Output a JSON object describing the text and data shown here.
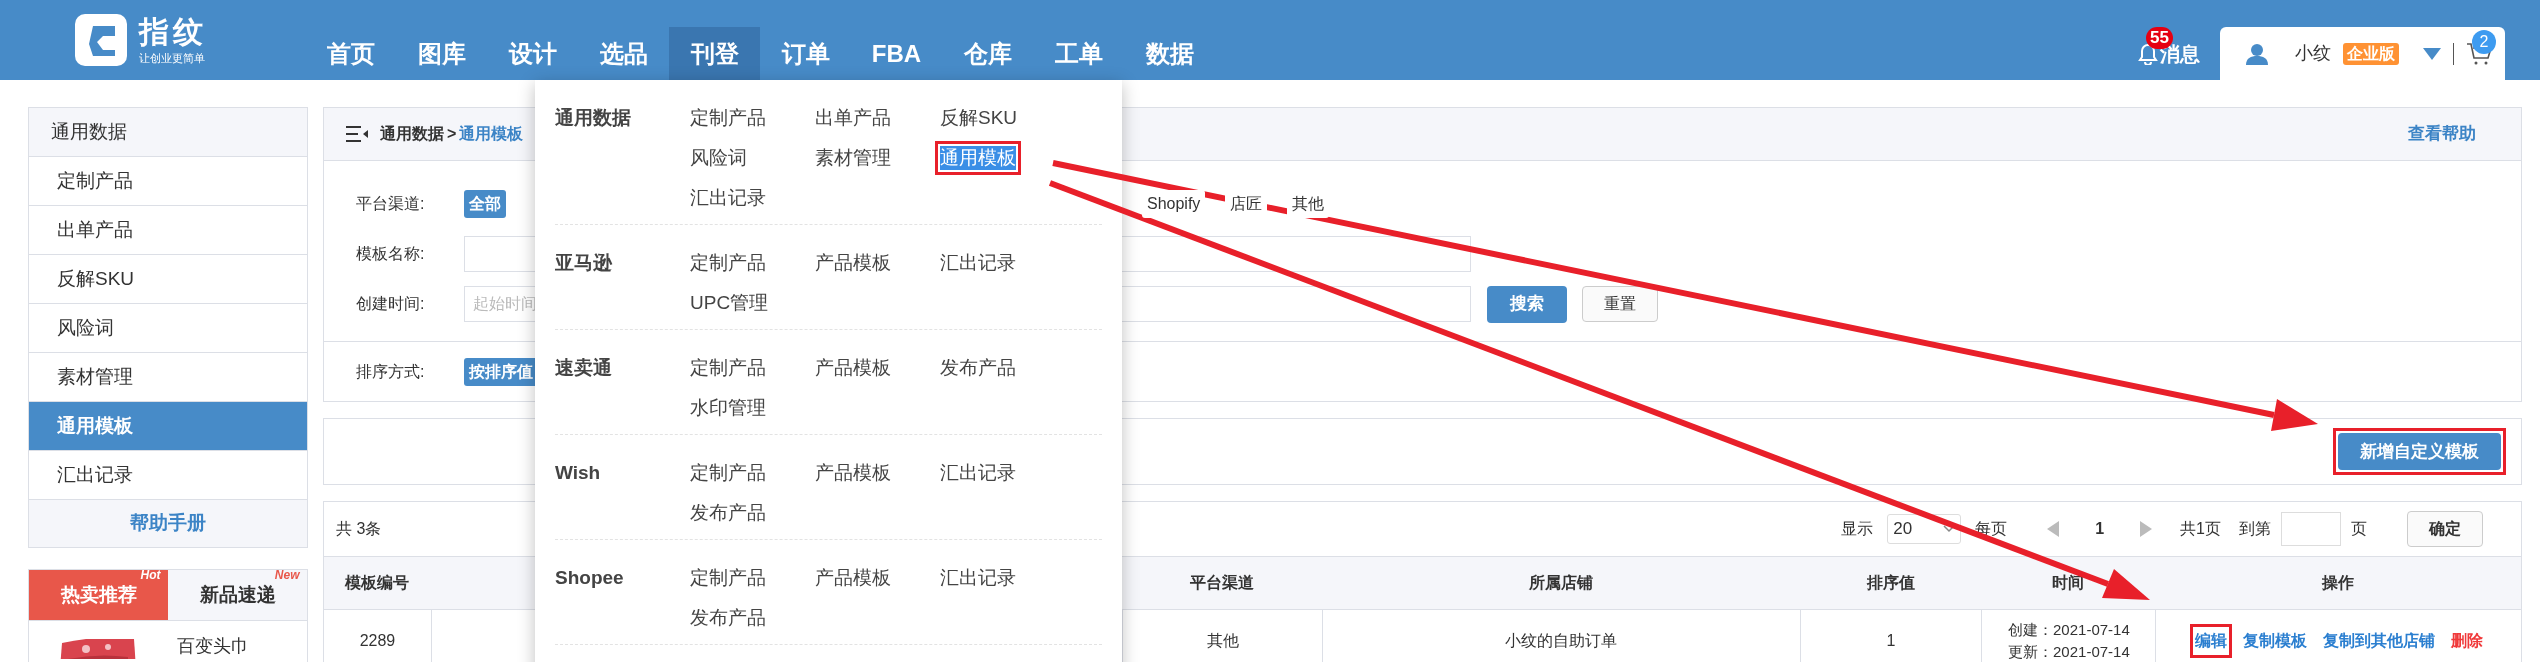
{
  "header": {
    "logo": {
      "name": "指纹",
      "slogan": "让创业更简单"
    },
    "nav": [
      {
        "label": "首页",
        "selected": false
      },
      {
        "label": "图库",
        "selected": false
      },
      {
        "label": "设计",
        "selected": false
      },
      {
        "label": "选品",
        "selected": false
      },
      {
        "label": "刊登",
        "selected": true
      },
      {
        "label": "订单",
        "selected": false
      },
      {
        "label": "FBA",
        "selected": false
      },
      {
        "label": "仓库",
        "selected": false
      },
      {
        "label": "工单",
        "selected": false
      },
      {
        "label": "数据",
        "selected": false
      }
    ],
    "messages": {
      "label": "消息",
      "badge": "55"
    },
    "user": {
      "name": "小纹",
      "edition": "企业版"
    },
    "cart": {
      "badge": "2"
    }
  },
  "dropdown": {
    "sections": [
      {
        "title": "通用数据",
        "items": [
          {
            "label": "定制产品",
            "selected": false,
            "highlighted": false
          },
          {
            "label": "出单产品",
            "selected": false,
            "highlighted": false
          },
          {
            "label": "反解SKU",
            "selected": false,
            "highlighted": false
          },
          {
            "label": "风险词",
            "selected": false,
            "highlighted": false
          },
          {
            "label": "素材管理",
            "selected": false,
            "highlighted": false
          },
          {
            "label": "通用模板",
            "selected": true,
            "highlighted": true
          },
          {
            "label": "汇出记录",
            "selected": false,
            "highlighted": false
          }
        ]
      },
      {
        "title": "亚马逊",
        "items": [
          {
            "label": "定制产品",
            "selected": false,
            "highlighted": false
          },
          {
            "label": "产品模板",
            "selected": false,
            "highlighted": false
          },
          {
            "label": "汇出记录",
            "selected": false,
            "highlighted": false
          },
          {
            "label": "UPC管理",
            "selected": false,
            "highlighted": false
          }
        ]
      },
      {
        "title": "速卖通",
        "items": [
          {
            "label": "定制产品",
            "selected": false,
            "highlighted": false
          },
          {
            "label": "产品模板",
            "selected": false,
            "highlighted": false
          },
          {
            "label": "发布产品",
            "selected": false,
            "highlighted": false
          },
          {
            "label": "水印管理",
            "selected": false,
            "highlighted": false
          }
        ]
      },
      {
        "title": "Wish",
        "items": [
          {
            "label": "定制产品",
            "selected": false,
            "highlighted": false
          },
          {
            "label": "产品模板",
            "selected": false,
            "highlighted": false
          },
          {
            "label": "汇出记录",
            "selected": false,
            "highlighted": false
          },
          {
            "label": "发布产品",
            "selected": false,
            "highlighted": false
          }
        ]
      },
      {
        "title": "Shopee",
        "items": [
          {
            "label": "定制产品",
            "selected": false,
            "highlighted": false
          },
          {
            "label": "产品模板",
            "selected": false,
            "highlighted": false
          },
          {
            "label": "汇出记录",
            "selected": false,
            "highlighted": false
          },
          {
            "label": "发布产品",
            "selected": false,
            "highlighted": false
          }
        ]
      }
    ]
  },
  "sidebar": {
    "title": "通用数据",
    "items": [
      {
        "label": "定制产品",
        "selected": false
      },
      {
        "label": "出单产品",
        "selected": false
      },
      {
        "label": "反解SKU",
        "selected": false
      },
      {
        "label": "风险词",
        "selected": false
      },
      {
        "label": "素材管理",
        "selected": false
      },
      {
        "label": "通用模板",
        "selected": true
      },
      {
        "label": "汇出记录",
        "selected": false
      }
    ],
    "footer": "帮助手册",
    "promo_tabs": [
      {
        "label": "热卖推荐",
        "tag": "Hot",
        "selected": true
      },
      {
        "label": "新品速递",
        "tag": "New",
        "selected": false
      }
    ],
    "products": [
      {
        "name": "百变头巾",
        "kind": "picture"
      }
    ]
  },
  "breadcrumb": {
    "parent": "通用数据",
    "separator": ">",
    "current": "通用模板",
    "help": "查看帮助"
  },
  "filters": {
    "platform": {
      "label": "平台渠道:",
      "options": [
        {
          "label": "全部",
          "selected": true
        },
        {
          "label": "Shopify",
          "selected": false
        },
        {
          "label": "店匠",
          "selected": false
        },
        {
          "label": "其他",
          "selected": false
        }
      ]
    },
    "name": {
      "label": "模板名称:"
    },
    "created": {
      "label": "创建时间:",
      "placeholder": "起始时间"
    },
    "search_button": "搜索",
    "reset_button": "重置",
    "sort": {
      "label": "排序方式:",
      "options": [
        {
          "label": "按排序值",
          "selected": true
        }
      ]
    }
  },
  "actions": {
    "add_button": {
      "label": "新增自定义模板",
      "highlighted": true
    }
  },
  "table": {
    "total": "共 3条",
    "pagination": {
      "show": "显示",
      "page_size": "20",
      "per_page": "每页",
      "page": "1",
      "pages": "共1页",
      "goto": "到第",
      "page_unit": "页",
      "confirm": "确定"
    },
    "columns": [
      "模板编号",
      null,
      "平台渠道",
      "所属店铺",
      "排序值",
      "时间",
      "操作"
    ],
    "rows": [
      {
        "id": "2289",
        "platform": "其他",
        "shop": "小纹的自助订单",
        "order": "1",
        "created": "创建：2021-07-14",
        "updated": "更新：2021-07-14",
        "actions": [
          {
            "label": "编辑",
            "kind": "link",
            "highlighted": true
          },
          {
            "label": "复制模板",
            "kind": "link",
            "highlighted": false
          },
          {
            "label": "复制到其他店铺",
            "kind": "link",
            "highlighted": false
          },
          {
            "label": "删除",
            "kind": "danger",
            "highlighted": false
          }
        ]
      }
    ]
  }
}
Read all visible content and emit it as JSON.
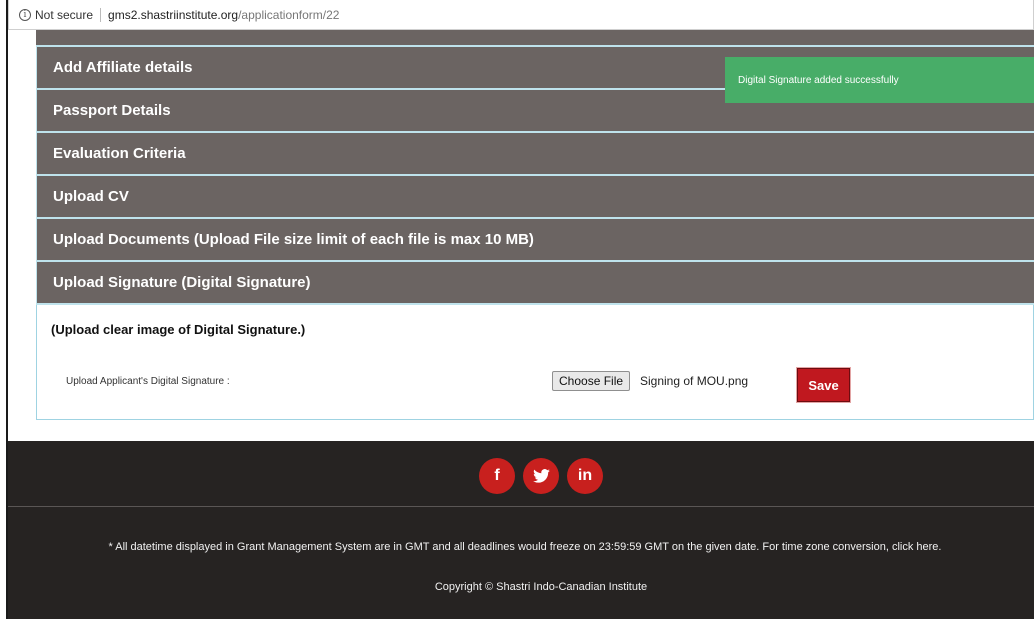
{
  "browser": {
    "info_icon": "info-icon",
    "secure_label": "Not secure",
    "url_host": "gms2.shastriinstitute.org",
    "url_path": "/applicationform/22"
  },
  "sections": [
    {
      "label": "Add Affiliate details"
    },
    {
      "label": "Passport Details"
    },
    {
      "label": "Evaluation Criteria"
    },
    {
      "label": "Upload CV"
    },
    {
      "label": "Upload Documents (Upload File size limit of each file is max 10 MB)"
    },
    {
      "label": "Upload Signature (Digital Signature)"
    }
  ],
  "signature": {
    "instruction": "(Upload clear image of Digital Signature.)",
    "field_label": "Upload Applicant's Digital Signature :",
    "choose_file_label": "Choose File",
    "file_name": "Signing of MOU.png",
    "save_label": "Save"
  },
  "toast": {
    "message": "Digital Signature added successfully",
    "color": "#48ad68"
  },
  "footer": {
    "social": [
      {
        "icon": "facebook-icon",
        "glyph": "f"
      },
      {
        "icon": "twitter-icon",
        "glyph": "ὂ6"
      },
      {
        "icon": "linkedin-icon",
        "glyph": "in"
      }
    ],
    "note": "* All datetime displayed in Grant Management System are in GMT and all deadlines would freeze on 23:59:59 GMT on the given date. For time zone conversion, click here.",
    "copyright": "Copyright © Shastri Indo-Canadian Institute"
  },
  "colors": {
    "section_header": "#6b6462",
    "save_button": "#c0181f",
    "social_icon": "#c8201e",
    "footer_bg": "#262322"
  }
}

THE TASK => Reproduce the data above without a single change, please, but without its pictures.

ANSWER BOX =>
Output a JSON object describing the text and data shown here.
{
  "header": {
    "logo": {
      "name": "指纹",
      "slogan": "让创业更简单"
    },
    "nav": [
      {
        "label": "首页",
        "selected": false
      },
      {
        "label": "图库",
        "selected": false
      },
      {
        "label": "设计",
        "selected": false
      },
      {
        "label": "选品",
        "selected": false
      },
      {
        "label": "刊登",
        "selected": true
      },
      {
        "label": "订单",
        "selected": false
      },
      {
        "label": "FBA",
        "selected": false
      },
      {
        "label": "仓库",
        "selected": false
      },
      {
        "label": "工单",
        "selected": false
      },
      {
        "label": "数据",
        "selected": false
      }
    ],
    "messages": {
      "label": "消息",
      "badge": "55"
    },
    "user": {
      "name": "小纹",
      "edition": "企业版"
    },
    "cart": {
      "badge": "2"
    }
  },
  "dropdown": {
    "sections": [
      {
        "title": "通用数据",
        "items": [
          {
            "label": "定制产品",
            "selected": false,
            "highlighted": false
          },
          {
            "label": "出单产品",
            "selected": false,
            "highlighted": false
          },
          {
            "label": "反解SKU",
            "selected": false,
            "highlighted": false
          },
          {
            "label": "风险词",
            "selected": false,
            "highlighted": false
          },
          {
            "label": "素材管理",
            "selected": false,
            "highlighted": false
          },
          {
            "label": "通用模板",
            "selected": true,
            "highlighted": true
          },
          {
            "label": "汇出记录",
            "selected": false,
            "highlighted": false
          }
        ]
      },
      {
        "title": "亚马逊",
        "items": [
          {
            "label": "定制产品",
            "selected": false,
            "highlighted": false
          },
          {
            "label": "产品模板",
            "selected": false,
            "highlighted": false
          },
          {
            "label": "汇出记录",
            "selected": false,
            "highlighted": false
          },
          {
            "label": "UPC管理",
            "selected": false,
            "highlighted": false
          }
        ]
      },
      {
        "title": "速卖通",
        "items": [
          {
            "label": "定制产品",
            "selected": false,
            "highlighted": false
          },
          {
            "label": "产品模板",
            "selected": false,
            "highlighted": false
          },
          {
            "label": "发布产品",
            "selected": false,
            "highlighted": false
          },
          {
            "label": "水印管理",
            "selected": false,
            "highlighted": false
          }
        ]
      },
      {
        "title": "Wish",
        "items": [
          {
            "label": "定制产品",
            "selected": false,
            "highlighted": false
          },
          {
            "label": "产品模板",
            "selected": false,
            "highlighted": false
          },
          {
            "label": "汇出记录",
            "selected": false,
            "highlighted": false
          },
          {
            "label": "发布产品",
            "selected": false,
            "highlighted": false
          }
        ]
      },
      {
        "title": "Shopee",
        "items": [
          {
            "label": "定制产品",
            "selected": false,
            "highlighted": false
          },
          {
            "label": "产品模板",
            "selected": false,
            "highlighted": false
          },
          {
            "label": "汇出记录",
            "selected": false,
            "highlighted": false
          },
          {
            "label": "发布产品",
            "selected": false,
            "highlighted": false
          }
        ]
      }
    ]
  },
  "sidebar": {
    "title": "通用数据",
    "items": [
      {
        "label": "定制产品",
        "selected": false
      },
      {
        "label": "出单产品",
        "selected": false
      },
      {
        "label": "反解SKU",
        "selected": false
      },
      {
        "label": "风险词",
        "selected": false
      },
      {
        "label": "素材管理",
        "selected": false
      },
      {
        "label": "通用模板",
        "selected": true
      },
      {
        "label": "汇出记录",
        "selected": false
      }
    ],
    "footer": "帮助手册",
    "promo_tabs": [
      {
        "label": "热卖推荐",
        "tag": "Hot",
        "selected": true
      },
      {
        "label": "新品速递",
        "tag": "New",
        "selected": false
      }
    ],
    "products": [
      {
        "name": "百变头巾",
        "kind": "picture"
      }
    ]
  },
  "breadcrumb": {
    "parent": "通用数据",
    "separator": ">",
    "current": "通用模板",
    "help": "查看帮助"
  },
  "filters": {
    "platform": {
      "label": "平台渠道:",
      "options": [
        {
          "label": "全部",
          "selected": true
        },
        {
          "label": "Shopify",
          "selected": false
        },
        {
          "label": "店匠",
          "selected": false
        },
        {
          "label": "其他",
          "selected": false
        }
      ]
    },
    "name": {
      "label": "模板名称:"
    },
    "created": {
      "label": "创建时间:",
      "placeholder": "起始时间"
    },
    "search_button": "搜索",
    "reset_button": "重置",
    "sort": {
      "label": "排序方式:",
      "options": [
        {
          "label": "按排序值",
          "selected": true
        }
      ]
    }
  },
  "actions": {
    "add_button": {
      "label": "新增自定义模板",
      "highlighted": true
    }
  },
  "table": {
    "total": "共 3条",
    "pagination": {
      "show": "显示",
      "page_size": "20",
      "per_page": "每页",
      "page": "1",
      "pages": "共1页",
      "goto": "到第",
      "page_unit": "页",
      "confirm": "确定"
    },
    "columns": [
      "模板编号",
      null,
      "平台渠道",
      "所属店铺",
      "排序值",
      "时间",
      "操作"
    ],
    "rows": [
      {
        "id": "2289",
        "platform": "其他",
        "shop": "小纹的自助订单",
        "order": "1",
        "created": "创建：2021-07-14",
        "updated": "更新：2021-07-14",
        "actions": [
          {
            "label": "编辑",
            "kind": "link",
            "highlighted": true
          },
          {
            "label": "复制模板",
            "kind": "link",
            "highlighted": false
          },
          {
            "label": "复制到其他店铺",
            "kind": "link",
            "highlighted": false
          },
          {
            "label": "删除",
            "kind": "danger",
            "highlighted": false
          }
        ]
      }
    ]
  }
}
Read all visible content and emit it as JSON.
{
  "browser": {
    "info_icon": "info-icon",
    "secure_label": "Not secure",
    "url_host": "gms2.shastriinstitute.org",
    "url_path": "/applicationform/22"
  },
  "sections": [
    {
      "label": "Add Affiliate details"
    },
    {
      "label": "Passport Details"
    },
    {
      "label": "Evaluation Criteria"
    },
    {
      "label": "Upload CV"
    },
    {
      "label": "Upload Documents (Upload File size limit of each file is max 10 MB)"
    },
    {
      "label": "Upload Signature (Digital Signature)"
    }
  ],
  "signature": {
    "instruction": "(Upload clear image of Digital Signature.)",
    "field_label": "Upload Applicant's Digital Signature :",
    "choose_file_label": "Choose File",
    "file_name": "Signing of MOU.png",
    "save_label": "Save"
  },
  "toast": {
    "message": "Digital Signature added successfully",
    "color": "#48ad68"
  },
  "footer": {
    "social": [
      {
        "icon": "facebook-icon",
        "glyph": "f"
      },
      {
        "icon": "twitter-icon",
        "glyph": "ὂ6"
      },
      {
        "icon": "linkedin-icon",
        "glyph": "in"
      }
    ],
    "note": "* All datetime displayed in Grant Management System are in GMT and all deadlines would freeze on 23:59:59 GMT on the given date. For time zone conversion, click here.",
    "copyright": "Copyright © Shastri Indo-Canadian Institute"
  },
  "colors": {
    "section_header": "#6b6462",
    "save_button": "#c0181f",
    "social_icon": "#c8201e",
    "footer_bg": "#262322"
  }
}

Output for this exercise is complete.